After examining all options, #6, fertility control was selected at RTF as the least invasive approach.
Education is a primary goal of Return to Freedom’s mission. Our sanctuary was created not only as a model to explore solutions for wild horse and burro management that could be applied on the range (as an alternative to the capture, removal, and warehousing of wild horses and burros), but also as a venue to appreciate and observe natural horse behaviors. With over 22 years of data, Native PZP was a proven effective and humane method to make this possible. In 1999, RTF reached out to Dr. Jay Kirkpatrick, Director of The Science and Conservation Center in Billings, Montana. Under his guidance, RTF has been able to manage herd populations at the Sanctuary utilizing the native PZP vaccine — a non-hormonal, reversible fertility control, effective for slowing down reproduction in wild mammals.

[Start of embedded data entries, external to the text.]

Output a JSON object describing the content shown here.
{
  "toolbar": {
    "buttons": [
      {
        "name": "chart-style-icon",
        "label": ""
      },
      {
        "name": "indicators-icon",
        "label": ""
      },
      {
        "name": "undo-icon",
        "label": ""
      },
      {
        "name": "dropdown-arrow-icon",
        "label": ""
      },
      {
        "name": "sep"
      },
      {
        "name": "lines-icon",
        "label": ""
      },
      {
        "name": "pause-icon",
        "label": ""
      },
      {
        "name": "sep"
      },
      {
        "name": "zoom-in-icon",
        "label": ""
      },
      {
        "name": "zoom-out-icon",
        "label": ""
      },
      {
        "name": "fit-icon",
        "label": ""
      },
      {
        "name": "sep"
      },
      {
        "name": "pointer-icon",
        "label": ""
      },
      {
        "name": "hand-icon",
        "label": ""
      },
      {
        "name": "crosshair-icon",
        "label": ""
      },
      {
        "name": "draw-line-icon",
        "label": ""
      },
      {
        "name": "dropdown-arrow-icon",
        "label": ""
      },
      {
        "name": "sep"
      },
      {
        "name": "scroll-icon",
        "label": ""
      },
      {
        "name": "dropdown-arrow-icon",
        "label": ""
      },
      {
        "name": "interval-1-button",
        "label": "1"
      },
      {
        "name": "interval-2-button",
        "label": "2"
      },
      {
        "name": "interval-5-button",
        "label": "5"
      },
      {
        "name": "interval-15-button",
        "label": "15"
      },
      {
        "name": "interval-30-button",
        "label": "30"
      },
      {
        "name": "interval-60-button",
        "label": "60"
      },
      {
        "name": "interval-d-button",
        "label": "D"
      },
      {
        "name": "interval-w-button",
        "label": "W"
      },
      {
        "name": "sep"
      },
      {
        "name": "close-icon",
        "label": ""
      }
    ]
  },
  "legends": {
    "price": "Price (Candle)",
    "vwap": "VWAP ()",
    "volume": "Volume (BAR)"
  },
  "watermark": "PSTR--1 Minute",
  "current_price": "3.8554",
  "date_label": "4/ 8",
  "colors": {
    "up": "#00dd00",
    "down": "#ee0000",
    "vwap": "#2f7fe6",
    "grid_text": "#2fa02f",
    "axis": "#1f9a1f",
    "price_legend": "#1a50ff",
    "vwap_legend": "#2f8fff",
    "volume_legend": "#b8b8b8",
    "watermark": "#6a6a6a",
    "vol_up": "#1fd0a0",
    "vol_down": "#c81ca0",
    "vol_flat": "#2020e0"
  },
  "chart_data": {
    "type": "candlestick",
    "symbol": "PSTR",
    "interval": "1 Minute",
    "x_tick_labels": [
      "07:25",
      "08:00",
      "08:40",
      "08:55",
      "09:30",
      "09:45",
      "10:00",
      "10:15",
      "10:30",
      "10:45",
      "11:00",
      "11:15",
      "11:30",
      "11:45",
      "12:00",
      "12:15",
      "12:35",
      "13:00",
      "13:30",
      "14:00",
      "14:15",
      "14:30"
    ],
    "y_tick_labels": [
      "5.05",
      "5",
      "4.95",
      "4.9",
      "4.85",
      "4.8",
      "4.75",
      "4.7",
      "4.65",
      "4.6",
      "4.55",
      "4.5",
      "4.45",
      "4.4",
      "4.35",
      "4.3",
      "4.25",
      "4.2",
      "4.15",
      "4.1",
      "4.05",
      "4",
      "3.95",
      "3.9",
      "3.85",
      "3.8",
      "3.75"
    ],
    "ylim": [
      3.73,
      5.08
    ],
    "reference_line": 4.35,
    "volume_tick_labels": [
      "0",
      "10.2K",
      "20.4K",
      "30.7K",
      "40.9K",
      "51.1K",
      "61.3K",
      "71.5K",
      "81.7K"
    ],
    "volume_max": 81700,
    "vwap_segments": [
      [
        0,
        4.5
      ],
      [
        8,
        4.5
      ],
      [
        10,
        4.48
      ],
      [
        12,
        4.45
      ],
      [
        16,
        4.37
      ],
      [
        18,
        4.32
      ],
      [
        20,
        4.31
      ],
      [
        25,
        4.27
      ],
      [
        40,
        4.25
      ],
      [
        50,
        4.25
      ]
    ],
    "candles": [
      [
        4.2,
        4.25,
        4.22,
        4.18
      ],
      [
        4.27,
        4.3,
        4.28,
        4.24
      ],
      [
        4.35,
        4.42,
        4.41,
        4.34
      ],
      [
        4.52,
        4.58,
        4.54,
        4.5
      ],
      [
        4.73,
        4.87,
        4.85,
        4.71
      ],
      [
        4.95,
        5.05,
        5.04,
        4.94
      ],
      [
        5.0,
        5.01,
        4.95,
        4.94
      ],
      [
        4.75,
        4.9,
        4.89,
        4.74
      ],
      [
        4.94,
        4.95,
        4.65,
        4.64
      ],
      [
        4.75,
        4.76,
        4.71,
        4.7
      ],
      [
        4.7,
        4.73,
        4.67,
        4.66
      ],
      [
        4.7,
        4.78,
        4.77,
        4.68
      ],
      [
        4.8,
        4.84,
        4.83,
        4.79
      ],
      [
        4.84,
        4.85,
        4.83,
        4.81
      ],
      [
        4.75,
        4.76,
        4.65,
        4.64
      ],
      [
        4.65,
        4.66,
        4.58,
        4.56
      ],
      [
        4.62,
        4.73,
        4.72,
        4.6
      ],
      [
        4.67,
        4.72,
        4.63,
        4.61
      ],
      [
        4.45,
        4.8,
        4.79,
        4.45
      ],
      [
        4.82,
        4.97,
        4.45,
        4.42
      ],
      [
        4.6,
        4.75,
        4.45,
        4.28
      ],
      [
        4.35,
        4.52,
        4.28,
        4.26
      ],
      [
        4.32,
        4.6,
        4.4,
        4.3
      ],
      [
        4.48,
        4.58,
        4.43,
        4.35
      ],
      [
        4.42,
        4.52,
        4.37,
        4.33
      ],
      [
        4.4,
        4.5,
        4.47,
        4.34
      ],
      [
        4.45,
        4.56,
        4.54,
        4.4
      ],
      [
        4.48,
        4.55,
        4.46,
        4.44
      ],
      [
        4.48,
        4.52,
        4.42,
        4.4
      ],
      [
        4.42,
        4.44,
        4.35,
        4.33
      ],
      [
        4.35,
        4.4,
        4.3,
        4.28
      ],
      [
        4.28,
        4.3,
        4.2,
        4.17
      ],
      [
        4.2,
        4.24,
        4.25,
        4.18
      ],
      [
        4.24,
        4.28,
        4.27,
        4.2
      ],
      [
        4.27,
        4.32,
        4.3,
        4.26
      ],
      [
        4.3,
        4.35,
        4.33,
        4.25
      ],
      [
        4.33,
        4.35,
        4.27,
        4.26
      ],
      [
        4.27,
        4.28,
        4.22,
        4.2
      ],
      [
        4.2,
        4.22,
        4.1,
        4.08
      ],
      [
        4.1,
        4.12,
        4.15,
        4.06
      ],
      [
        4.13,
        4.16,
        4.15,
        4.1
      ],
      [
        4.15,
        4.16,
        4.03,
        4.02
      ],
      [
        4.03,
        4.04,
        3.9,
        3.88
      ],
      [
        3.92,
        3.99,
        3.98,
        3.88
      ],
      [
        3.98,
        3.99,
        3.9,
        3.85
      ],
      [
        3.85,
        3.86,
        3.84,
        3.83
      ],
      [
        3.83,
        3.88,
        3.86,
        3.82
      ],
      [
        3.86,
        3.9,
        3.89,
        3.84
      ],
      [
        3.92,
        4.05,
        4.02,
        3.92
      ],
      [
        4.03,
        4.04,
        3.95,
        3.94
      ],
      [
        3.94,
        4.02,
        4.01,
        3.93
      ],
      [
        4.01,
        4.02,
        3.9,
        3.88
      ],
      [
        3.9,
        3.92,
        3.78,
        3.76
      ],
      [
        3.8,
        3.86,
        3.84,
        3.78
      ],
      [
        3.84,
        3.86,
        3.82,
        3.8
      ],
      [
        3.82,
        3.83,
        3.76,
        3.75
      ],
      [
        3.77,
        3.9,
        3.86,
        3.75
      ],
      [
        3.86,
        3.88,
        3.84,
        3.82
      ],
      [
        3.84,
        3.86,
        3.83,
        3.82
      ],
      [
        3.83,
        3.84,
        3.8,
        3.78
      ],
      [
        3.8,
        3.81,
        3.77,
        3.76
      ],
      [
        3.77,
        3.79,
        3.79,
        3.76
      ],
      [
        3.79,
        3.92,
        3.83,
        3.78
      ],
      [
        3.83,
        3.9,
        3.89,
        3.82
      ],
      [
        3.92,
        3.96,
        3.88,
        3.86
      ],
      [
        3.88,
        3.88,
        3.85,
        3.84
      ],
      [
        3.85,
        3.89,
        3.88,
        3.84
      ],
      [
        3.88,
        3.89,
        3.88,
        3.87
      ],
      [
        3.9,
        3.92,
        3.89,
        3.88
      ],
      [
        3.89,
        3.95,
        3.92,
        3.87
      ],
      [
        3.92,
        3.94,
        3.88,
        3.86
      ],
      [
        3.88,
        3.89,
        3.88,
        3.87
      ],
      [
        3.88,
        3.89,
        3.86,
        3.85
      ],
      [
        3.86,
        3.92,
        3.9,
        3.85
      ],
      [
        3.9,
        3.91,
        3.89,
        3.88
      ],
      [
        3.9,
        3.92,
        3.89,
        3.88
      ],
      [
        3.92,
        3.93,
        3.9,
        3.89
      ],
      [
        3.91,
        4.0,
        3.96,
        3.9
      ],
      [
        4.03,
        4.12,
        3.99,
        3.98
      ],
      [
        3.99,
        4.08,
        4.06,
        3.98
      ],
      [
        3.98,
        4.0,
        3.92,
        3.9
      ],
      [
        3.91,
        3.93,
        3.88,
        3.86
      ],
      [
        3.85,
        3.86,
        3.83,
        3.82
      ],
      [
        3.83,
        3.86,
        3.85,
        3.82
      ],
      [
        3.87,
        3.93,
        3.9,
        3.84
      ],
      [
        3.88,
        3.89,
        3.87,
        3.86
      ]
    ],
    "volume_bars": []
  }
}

Because it is non-hormonal, it does not:
- affect the endocrine system or natural behaviors
- create negative health side effects
- enter the food chain, harming other wildlife
In order to allow our horses to live as natural a lifestyle as we can provide, wild horse bands at Return to Freedom are managed with native PZP. This allows the natural hormone-driven movement and behaviors which are necessary for the horses’ well being physically and emotionally while blocking fertilization.
Not all mares respond to the vaccine (non-responders) and a small percentage of mares who had been responding to the vaccine for 6-7 years, and were taken off the program, have foaled again. So fears of native PZP eradicating herds have been proven moot. In this way, the vaccine becomes a tool to slow down reproduction and avoid adoption, separation, or permanent sterilization.
Our data, presented at the 2012 Wild Horse Symposium in Jackson Hole, WY, shows that RTF’s birth control program has an efficacy rate of about 85-91%. Currently, all fertile mares housed with band stallions are on birth control.
Even if the BLM could administer the vaccine to every mare on federal lands, it would not be possible to zero out herds with this method. Unfortunately, BLM has been more focused on permanent sterilization to achieve its desired low-population goals, and it has been an uphill challenge to engage the agency in increasing the use of this benign vaccine to manage the horses on the range where they rightfully belong.